## EXERCISE BRIEF
Whenever the string "true" appears in a line below, please copy the line out.

━━━━

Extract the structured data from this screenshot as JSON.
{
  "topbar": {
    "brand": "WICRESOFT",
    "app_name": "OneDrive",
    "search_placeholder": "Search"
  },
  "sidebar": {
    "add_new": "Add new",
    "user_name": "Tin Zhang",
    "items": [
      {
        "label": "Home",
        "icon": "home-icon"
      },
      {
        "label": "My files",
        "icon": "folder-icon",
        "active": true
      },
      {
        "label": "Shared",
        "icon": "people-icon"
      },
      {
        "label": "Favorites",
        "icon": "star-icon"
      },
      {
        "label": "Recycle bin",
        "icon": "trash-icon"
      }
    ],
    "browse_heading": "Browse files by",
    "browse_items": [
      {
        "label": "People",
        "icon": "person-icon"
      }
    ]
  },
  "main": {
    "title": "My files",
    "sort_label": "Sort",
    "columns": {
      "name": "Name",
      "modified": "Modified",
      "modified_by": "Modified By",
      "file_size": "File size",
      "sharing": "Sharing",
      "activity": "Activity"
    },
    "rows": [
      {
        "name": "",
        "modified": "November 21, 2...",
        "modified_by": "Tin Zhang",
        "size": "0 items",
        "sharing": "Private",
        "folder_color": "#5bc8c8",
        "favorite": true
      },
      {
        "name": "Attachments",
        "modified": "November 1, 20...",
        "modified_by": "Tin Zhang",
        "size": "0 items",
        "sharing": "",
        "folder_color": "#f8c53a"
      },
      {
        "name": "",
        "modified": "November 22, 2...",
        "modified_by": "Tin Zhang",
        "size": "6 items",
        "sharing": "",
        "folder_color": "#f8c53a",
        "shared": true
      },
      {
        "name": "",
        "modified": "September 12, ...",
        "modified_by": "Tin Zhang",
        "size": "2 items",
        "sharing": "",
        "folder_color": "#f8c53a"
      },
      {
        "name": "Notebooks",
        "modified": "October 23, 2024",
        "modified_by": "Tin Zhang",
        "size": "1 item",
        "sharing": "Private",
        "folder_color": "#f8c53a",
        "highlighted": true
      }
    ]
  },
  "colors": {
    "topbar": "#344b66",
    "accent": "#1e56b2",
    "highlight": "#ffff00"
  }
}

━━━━

## THE COMPLETED TASK
        "active": true
        "favorite": true
        "shared": true
        "highlighted": true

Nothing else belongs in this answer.